— Task item —
Give the count of lines in the data that include the string "been", with no added remarks.

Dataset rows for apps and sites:
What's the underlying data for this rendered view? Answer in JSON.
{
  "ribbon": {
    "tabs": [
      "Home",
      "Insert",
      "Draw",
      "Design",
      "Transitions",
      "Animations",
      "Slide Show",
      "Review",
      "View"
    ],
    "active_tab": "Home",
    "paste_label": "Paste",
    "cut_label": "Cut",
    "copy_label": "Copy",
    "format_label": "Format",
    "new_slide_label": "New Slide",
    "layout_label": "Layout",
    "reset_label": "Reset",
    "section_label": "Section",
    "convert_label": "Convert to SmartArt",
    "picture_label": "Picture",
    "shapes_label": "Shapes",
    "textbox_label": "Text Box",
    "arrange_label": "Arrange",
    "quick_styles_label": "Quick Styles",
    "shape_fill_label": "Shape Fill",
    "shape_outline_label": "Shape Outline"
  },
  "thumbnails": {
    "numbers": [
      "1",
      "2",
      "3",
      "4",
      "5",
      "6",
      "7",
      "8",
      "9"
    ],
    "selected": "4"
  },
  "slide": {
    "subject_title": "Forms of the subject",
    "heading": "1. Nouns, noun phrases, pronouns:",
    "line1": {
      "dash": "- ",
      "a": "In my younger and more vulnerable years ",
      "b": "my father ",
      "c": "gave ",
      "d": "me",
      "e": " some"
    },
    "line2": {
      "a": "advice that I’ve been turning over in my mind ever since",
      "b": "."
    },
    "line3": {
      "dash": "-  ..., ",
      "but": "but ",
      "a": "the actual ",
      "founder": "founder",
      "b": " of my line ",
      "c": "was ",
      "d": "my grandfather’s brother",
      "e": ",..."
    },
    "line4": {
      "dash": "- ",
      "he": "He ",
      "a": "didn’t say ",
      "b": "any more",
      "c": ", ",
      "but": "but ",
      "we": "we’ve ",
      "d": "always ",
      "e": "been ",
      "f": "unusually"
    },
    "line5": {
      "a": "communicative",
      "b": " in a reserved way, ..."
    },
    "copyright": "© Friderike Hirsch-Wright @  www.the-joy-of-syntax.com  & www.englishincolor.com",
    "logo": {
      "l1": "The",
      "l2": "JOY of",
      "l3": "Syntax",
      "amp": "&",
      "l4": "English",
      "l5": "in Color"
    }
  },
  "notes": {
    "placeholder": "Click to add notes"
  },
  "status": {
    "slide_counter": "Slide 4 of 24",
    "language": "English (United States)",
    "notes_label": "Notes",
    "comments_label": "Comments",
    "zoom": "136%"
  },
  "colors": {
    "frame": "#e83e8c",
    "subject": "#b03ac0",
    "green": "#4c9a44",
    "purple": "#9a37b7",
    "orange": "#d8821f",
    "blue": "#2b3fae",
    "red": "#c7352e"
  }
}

— Solution to this task —
2